first, one discovers the local picture of G, then the recursive structure

2019
Jun
27

10:00am to 11:15am

Ross 70

Abstract: A Markov chain over a finite state space is said to exhibit the total variation cutoff phenomenon if, starting from some Dirac measure, the total variation distance to the stationary distribution drops abruptly from near maximal to near zero. It is conjectured that simple random walks on the family of $k$-regular, transitive graphs with a two sided $\epsilon$ spectral gap exhibit total variation cutoff (for any fixed $k$ and $\epsilon). This is known to be true only in a small number of cases.

2019
Jun
20

10:00am to 11:00am

For a finitely generated subgroup H of the free group F_r, the Stallings graph of H is a finite combinatorial graph, whose edges are labeled by r letters (and their inverses), so that paths in the graphs correspond precisely to the words in H. Furthermore, there is a map between the graphs of two subgroups H and J, precisely when one is a subgroups of the other. Stallings theory studies the algebraic information which is encoded in the combinatorics of these graphs and maps.

2019
Jun
06

10:00am to 11:00am

Abstract: In this talk, I shall present a generalization of the lattice point counting problem for Euclidean balls in the context of a certain type of homogeneous groups, the so-called Heisenberg groups.

2019
Jun
13

10:00am to 11:10am

Abstract: A Markov chain over a finite state space is said to exhibit the total variation cutoff phenomenon if, starting from some Dirac measure, the total variation distance to the stationary distribution drops abruptly from near maximal to near zero. It is conjectured that simple random walks on the family of $k$-regular, transitive graphs with a two sided $\epsilon$ spectral gap exhibit total variation cutoff (for any fixed $k$ and $\epsilon). This is known to be true only in a small number of cases.

2019
Apr
11

10:00am to 11:00am

Ross 70

The Littlewood and the p-adic Littlewood conjectures are famous open problems on the border between number theory and dynamics.

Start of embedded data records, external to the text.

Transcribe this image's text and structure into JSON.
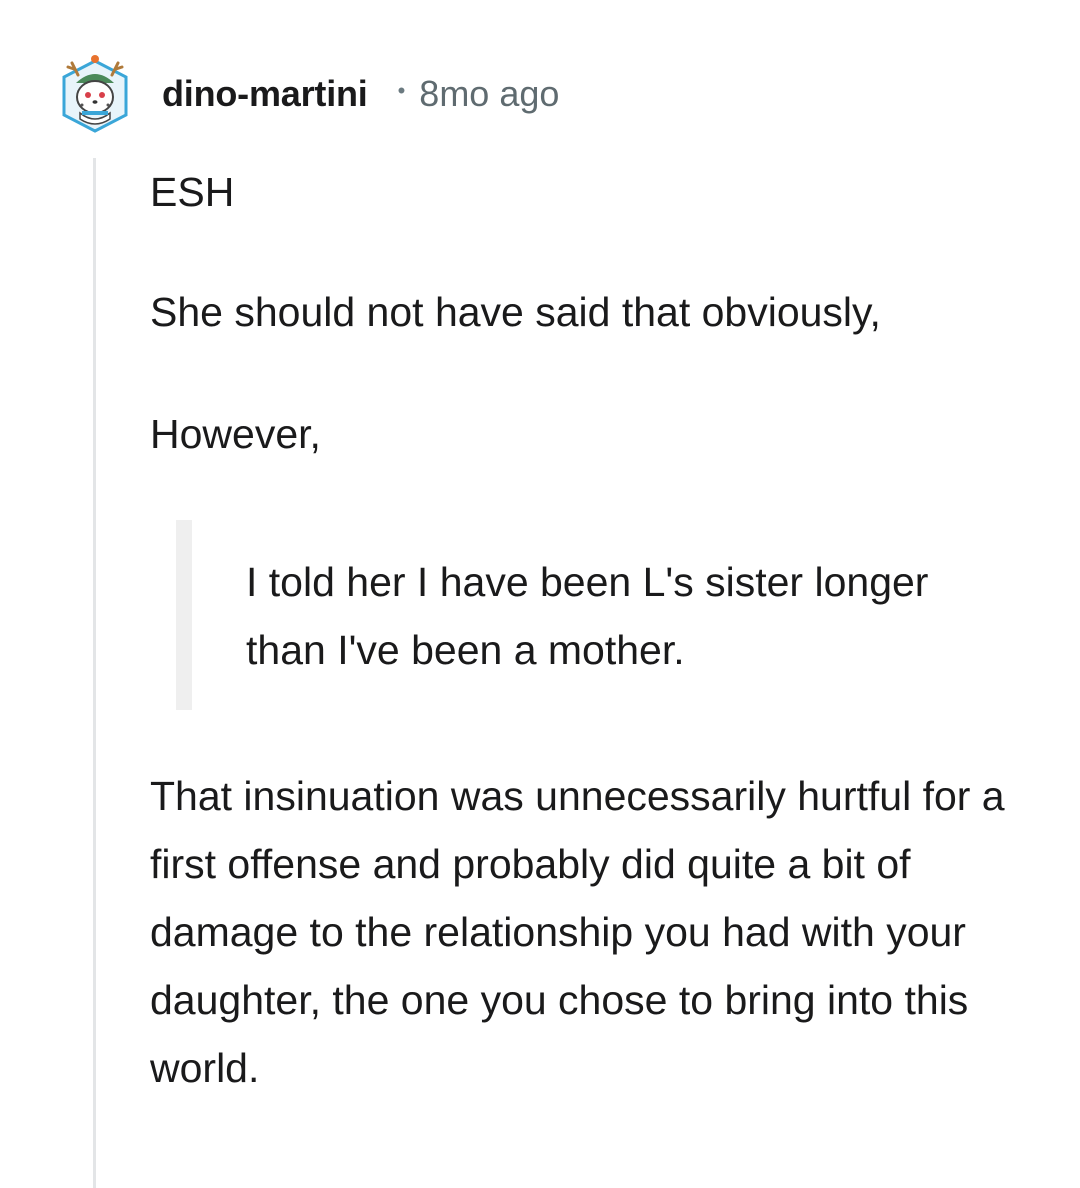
{
  "comment": {
    "author": "dino-martini",
    "separator": "•",
    "timestamp": "8mo ago",
    "avatar_icon": "snow-leopard-antler-avatar-icon",
    "paragraphs": [
      "ESH",
      "She should not have said that obviously,",
      "However,"
    ],
    "quote": "I told her I have been L's sister longer than I've been a mother.",
    "closing_paragraph": "That insinuation was unnecessarily hurtful for a first offense and probably did quite a bit of damage to the relationship you had with your daughter, the one you chose to bring into this world."
  },
  "colors": {
    "text": "#1a1a1b",
    "meta": "#5f6b70",
    "thread_line": "#e3e5e7",
    "quote_bar": "#efefef",
    "avatar_bg": "#3aa6d8"
  }
}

In a joint work with Faustin Adiceam and Fred Lunnon we show that the analogue of the p-adic Littlewood conjecture over \mathbb{F}_3((1/t)) is false. The counterexample is given by the Laurent series whose coefficients are the regular paper folding sequence, and the method of proof is by reduction to the non vanishing of certain Hankel determinants.

2019
May
02

10:00am to 11:00am

I will discuss joint work with S. Starchenko, which combines dynamical systems in the nilmanifold setting with definable objects in o-minimal structures (e.g. semi-algebraic sets): Let G be a real algebraic unipotent group and let L be a lattice in G with p:G->G/L the quotient map. Given a subset X of G which is semi-algerbaic, or more generally definable in an o-minimal structure, we describe the closure of p(X) in terms of finitely many definable families of cosets of positive dimensional algebraic subgroups of G.

2019
Mar
14

10:00am to 11:30am

Ross 70

Abstract: An observation by Jens Marklof shows that the primitive rational points of a fixed denominator along the periodic unipotent orbit of volume equal to the square of the denominator equidistribute inside a proper submanifold of the modular surface. This concentration as well as the equidistribution are intimately related to classical questions of number theoretic origin. We discuss the distribution of the primitive rational points along periodic orbits of intermediate size. In this case, we can show joint equidistribution with polynomial rate in the modular surface and in the torus.

2019
Feb
07

10:00am to 11:00am

Ross 70

We describe several examples of tame subgroups of finitely
presented groups and prove that the fundamental groups of certain finite
graphs of groups are locally tame.

2018
May
31

10:30am to 11:30am

Abstract: The classical theory of metric Diophantine approximation is very well developed and has, in recent years, seen significant advances, partly due to connections with homogeneous dynamics. Several problems in this subject can be viewed as particular examples of a very general setup, that of lattice actions on homogeneous varieties of semisimple groups. The latter setup presents significant challenges, including but not limited to, the non-abelian nature of the objects under study.